[Activity]: Set down every entry again word for word, please, but skip the pictures.

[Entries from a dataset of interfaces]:
┄┄┄┄┄┄

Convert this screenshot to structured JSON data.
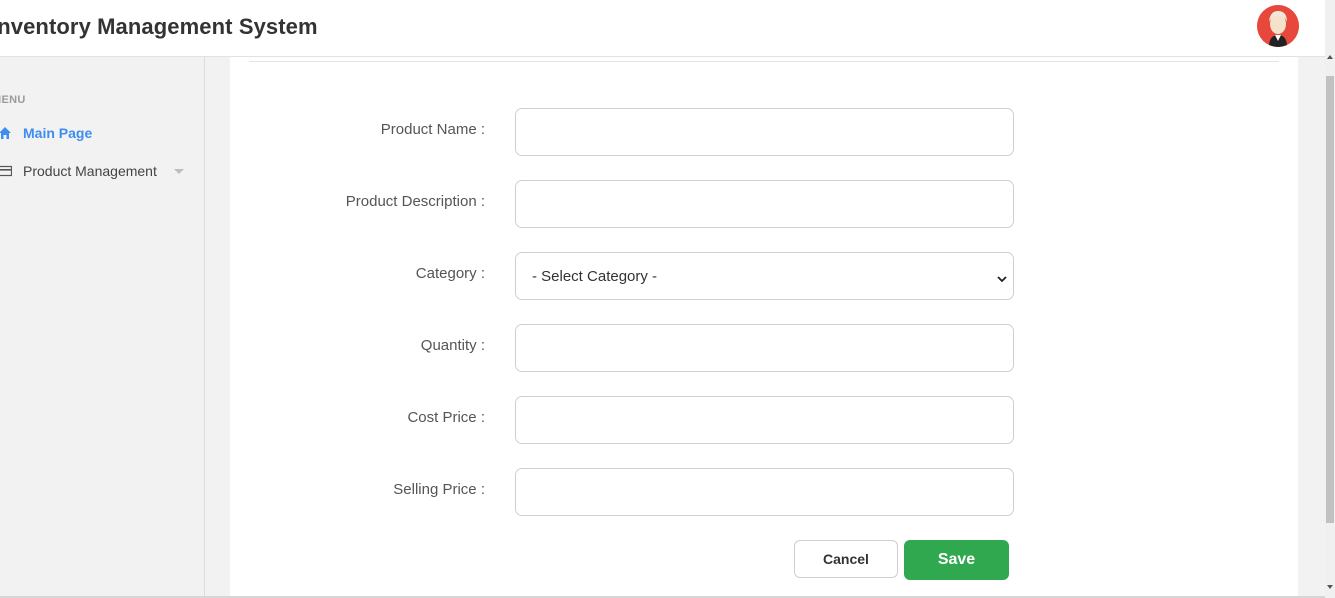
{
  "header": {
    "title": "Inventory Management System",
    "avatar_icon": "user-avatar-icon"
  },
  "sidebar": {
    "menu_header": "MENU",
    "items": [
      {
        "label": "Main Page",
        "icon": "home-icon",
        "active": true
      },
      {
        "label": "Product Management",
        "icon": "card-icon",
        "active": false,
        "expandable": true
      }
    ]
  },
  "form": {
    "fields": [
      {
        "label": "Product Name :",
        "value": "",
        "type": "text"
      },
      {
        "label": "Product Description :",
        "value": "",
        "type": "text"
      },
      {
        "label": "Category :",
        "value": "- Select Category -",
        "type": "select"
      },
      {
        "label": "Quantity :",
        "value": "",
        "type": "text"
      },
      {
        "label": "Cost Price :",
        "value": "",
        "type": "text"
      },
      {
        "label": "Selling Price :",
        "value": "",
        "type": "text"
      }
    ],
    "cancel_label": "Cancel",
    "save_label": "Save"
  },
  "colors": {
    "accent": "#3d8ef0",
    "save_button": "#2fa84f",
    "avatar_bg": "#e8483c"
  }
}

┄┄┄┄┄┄

[Your response]:
Convert this screenshot to structured JSON data.
{
  "header": {
    "title": "Inventory Management System",
    "avatar_icon": "user-avatar-icon"
  },
  "sidebar": {
    "menu_header": "MENU",
    "items": [
      {
        "label": "Main Page",
        "icon": "home-icon",
        "active": true
      },
      {
        "label": "Product Management",
        "icon": "card-icon",
        "active": false,
        "expandable": true
      }
    ]
  },
  "form": {
    "fields": [
      {
        "label": "Product Name :",
        "value": "",
        "type": "text"
      },
      {
        "label": "Product Description :",
        "value": "",
        "type": "text"
      },
      {
        "label": "Category :",
        "value": "- Select Category -",
        "type": "select"
      },
      {
        "label": "Quantity :",
        "value": "",
        "type": "text"
      },
      {
        "label": "Cost Price :",
        "value": "",
        "type": "text"
      },
      {
        "label": "Selling Price :",
        "value": "",
        "type": "text"
      }
    ],
    "cancel_label": "Cancel",
    "save_label": "Save"
  },
  "colors": {
    "accent": "#3d8ef0",
    "save_button": "#2fa84f",
    "avatar_bg": "#e8483c"
  }
}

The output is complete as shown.